This is an excellent resource for teaching teenagers about personal finance. It was actually created by young people and uses simple, effective language and examples that are easy to understand.
It features a beginners section that takes you through goal setting, inflation, investing options, and risks; a goal calculator that demonstrates how to save for college or how to make a million dollars; and a stock learning center that explains the intricacies of investing in the stock market.
Big Money Adventure
This website features five cute cartoon characters that accompany kids through different adventures. It’s appropriate for all ages, and best for children who are learning the basics about money.
Rainbow Castle, for two to six-year-olds, gives coloring pages; Storybook Adventures is an interactive tale of how kids make decisions with money, that’s geared at six to ten years olds, and Star Traders gives older children to choose stocks. Just key in ‘Big Money Adventure’ and you’ll be re-directed to the site which is operated by a U.S. brokerage firm, A.G. Edwards.
This site offers excellent resources for younger children, teens, parents, and teachers. In simple terms, it explains topics such as investing goals, understanding the stock market, budgeting, charitable giving, and more.
You can download a wide variety of games and word puzzles that will help to stimulate kids to learn more about personal finance and test their skills in the Stock Race and Stock Drop games.
SmartStart for Kids

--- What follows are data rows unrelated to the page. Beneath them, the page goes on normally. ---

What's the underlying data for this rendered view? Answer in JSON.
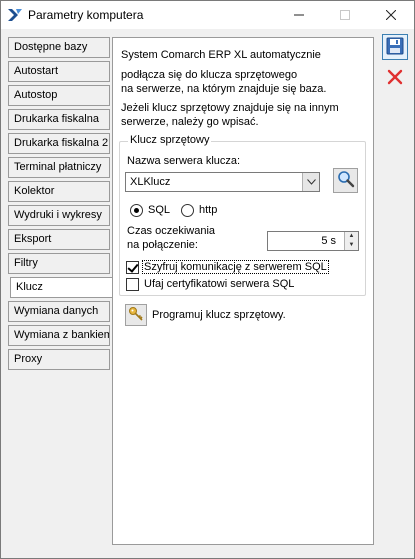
{
  "window": {
    "title": "Parametry komputera"
  },
  "nav": {
    "items": [
      {
        "label": "Dostępne bazy",
        "active": false
      },
      {
        "label": "Autostart",
        "active": false
      },
      {
        "label": "Autostop",
        "active": false
      },
      {
        "label": "Drukarka fiskalna",
        "active": false
      },
      {
        "label": "Drukarka fiskalna 2",
        "active": false
      },
      {
        "label": "Terminal płatniczy",
        "active": false
      },
      {
        "label": "Kolektor",
        "active": false
      },
      {
        "label": "Wydruki i wykresy",
        "active": false
      },
      {
        "label": "Eksport",
        "active": false
      },
      {
        "label": "Filtry",
        "active": false
      },
      {
        "label": "Klucz",
        "active": true
      },
      {
        "label": "Wymiana danych",
        "active": false
      },
      {
        "label": "Wymiana z bankiem",
        "active": false
      },
      {
        "label": "Proxy",
        "active": false
      }
    ]
  },
  "content": {
    "intro_line1": "System Comarch ERP XL automatycznie",
    "intro_line2": "podłącza się do klucza sprzętowego",
    "intro_line3": "na serwerze, na którym znajduje się baza.",
    "intro_line4": "Jeżeli klucz sprzętowy znajduje się na innym",
    "intro_line5": "serwerze, należy go wpisać.",
    "group_title": "Klucz sprzętowy",
    "server_label": "Nazwa serwera klucza:",
    "server_value": "XLKlucz",
    "radio_sql": "SQL",
    "radio_http": "http",
    "protocol_selected": "SQL",
    "timeout_label_line1": "Czas oczekiwania",
    "timeout_label_line2": "na połączenie:",
    "timeout_value": "5 s",
    "encrypt_label": "Szyfruj komunikację z serwerem SQL",
    "encrypt_checked": true,
    "trust_label": "Ufaj certyfikatowi serwera SQL",
    "trust_checked": false,
    "program_label": "Programuj klucz sprzętowy."
  },
  "icons": {
    "app": "comarch-logo-icon",
    "save": "floppy-disk-icon",
    "cancel": "red-x-icon",
    "search": "magnifier-icon",
    "program": "key-icon"
  },
  "colors": {
    "accent": "#3c7fb1",
    "cancel_red": "#e03030"
  }
}
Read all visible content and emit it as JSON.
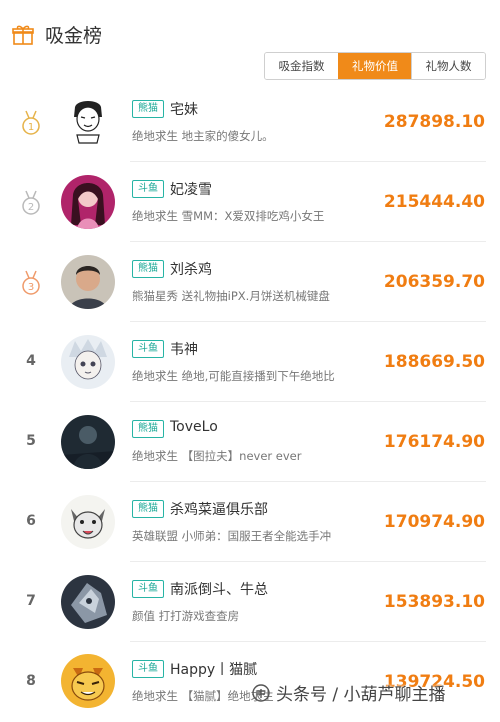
{
  "header": {
    "title": "吸金榜",
    "icon": "gift-icon"
  },
  "tabs": [
    {
      "label": "吸金指数",
      "active": false
    },
    {
      "label": "礼物价值",
      "active": true
    },
    {
      "label": "礼物人数",
      "active": false
    }
  ],
  "colors": {
    "accent": "#f08a19",
    "value": "#f07d12",
    "badge": "#27b4a5"
  },
  "rows": [
    {
      "rank": "1",
      "medal": "gold",
      "badge": "熊猫",
      "name": "宅妹",
      "desc": "绝地求生 地主家的傻女儿。",
      "value": "287898.10"
    },
    {
      "rank": "2",
      "medal": "silver",
      "badge": "斗鱼",
      "name": "妃凌雪",
      "desc": "绝地求生 雪MM：X爱双排吃鸡小女王",
      "value": "215444.40"
    },
    {
      "rank": "3",
      "medal": "bronze",
      "badge": "熊猫",
      "name": "刘杀鸡",
      "desc": "熊猫星秀 送礼物抽iPX.月饼送机械键盘",
      "value": "206359.70"
    },
    {
      "rank": "4",
      "badge": "斗鱼",
      "name": "韦神",
      "desc": "绝地求生 绝地,可能直接播到下午绝地比",
      "value": "188669.50"
    },
    {
      "rank": "5",
      "badge": "熊猫",
      "name": "ToveLo",
      "desc": "绝地求生 【图拉夫】never ever",
      "value": "176174.90"
    },
    {
      "rank": "6",
      "badge": "熊猫",
      "name": "杀鸡菜逼俱乐部",
      "desc": "英雄联盟 小师弟：国服王者全能选手冲",
      "value": "170974.90"
    },
    {
      "rank": "7",
      "badge": "斗鱼",
      "name": "南派倒斗、牛总",
      "desc": "颜值 打打游戏查查房",
      "value": "153893.10"
    },
    {
      "rank": "8",
      "badge": "斗鱼",
      "name": "Happy丨猫腻",
      "desc": "绝地求生 【猫腻】绝地求生",
      "value": "139724.50"
    }
  ],
  "watermark": {
    "text": "头条号 / 小葫芦聊主播"
  }
}
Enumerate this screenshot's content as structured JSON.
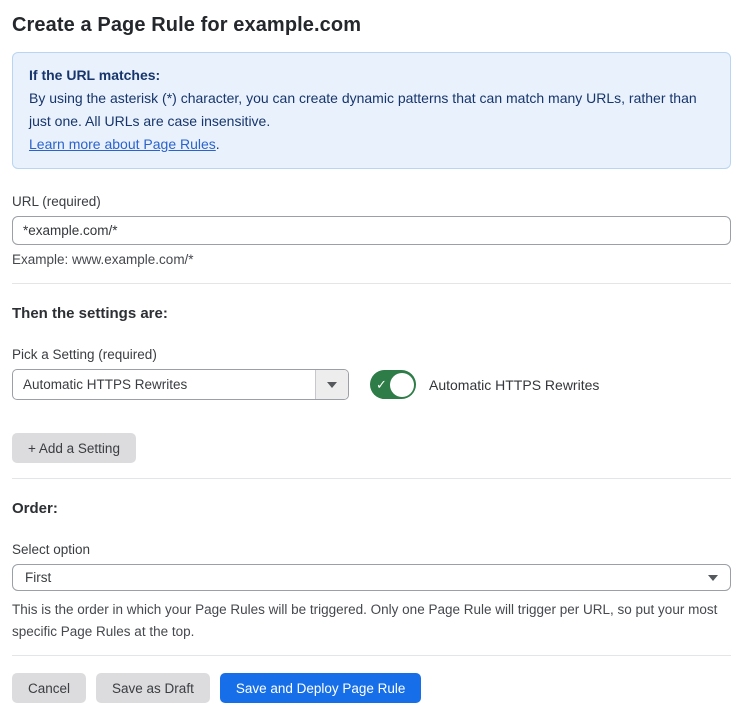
{
  "page": {
    "title": "Create a Page Rule for example.com"
  },
  "info_box": {
    "heading": "If the URL matches:",
    "body": "By using the asterisk (*) character, you can create dynamic patterns that can match many URLs, rather than just one. All URLs are case insensitive.",
    "link_label": "Learn more about Page Rules",
    "link_suffix": "."
  },
  "url_field": {
    "label": "URL (required)",
    "value": "*example.com/*",
    "help": "Example: www.example.com/*"
  },
  "settings": {
    "heading": "Then the settings are:",
    "picker_label": "Pick a Setting (required)",
    "picker_value": "Automatic HTTPS Rewrites",
    "toggle_state": "on",
    "toggle_check": "✓",
    "toggle_label": "Automatic HTTPS Rewrites",
    "add_button_label": "+ Add a Setting"
  },
  "order": {
    "heading": "Order:",
    "select_label": "Select option",
    "select_value": "First",
    "help": "This is the order in which your Page Rules will be triggered. Only one Page Rule will trigger per URL, so put your most specific Page Rules at the top."
  },
  "footer": {
    "cancel_label": "Cancel",
    "save_draft_label": "Save as Draft",
    "save_deploy_label": "Save and Deploy Page Rule"
  },
  "colors": {
    "info_background": "#e9f2fc",
    "info_border": "#b9d5f2",
    "info_text": "#17356c",
    "link_blue": "#2b63cb",
    "primary_blue": "#166fe8",
    "toggle_green": "#2e7c47"
  }
}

This site is CIBC’s kid-friendly way to teach the basics of money and banking. The ABC’s of Money defines common financial terms in simple language, while other links feature basic lessons on saving, investing, and borrowing.
The games section offers Pig-e-Bank, in which younger children can try to fill up their piggy banks with falling coins; while the Allowance Room teaches kids how long they would have to save up their allowances in order to buy toys and other items. Key in SmartStart for Kids into Google and it will locate the site for you.
This site declares itself the ‘most comprehensive resource for investors under 35’, so it’s targeted to young adults as well as older children. The high points about this site are that it presents a wealth of information about many financial topics, and it uses simple language to explain subjects such as compounding, asset allocation, and inflation.
I would recommend that parents and older children explore this site together, as it’s a great learning tool that can help both young and old become better investors.
The Internet is teeming with many more websites geared at teaching our kids to be money-savvy, so log on and spend some quality time with them. You’ll definitely end up learning important financial tips that will help you, too!
Copyright © 2008 Cherryl Hanson Simpson.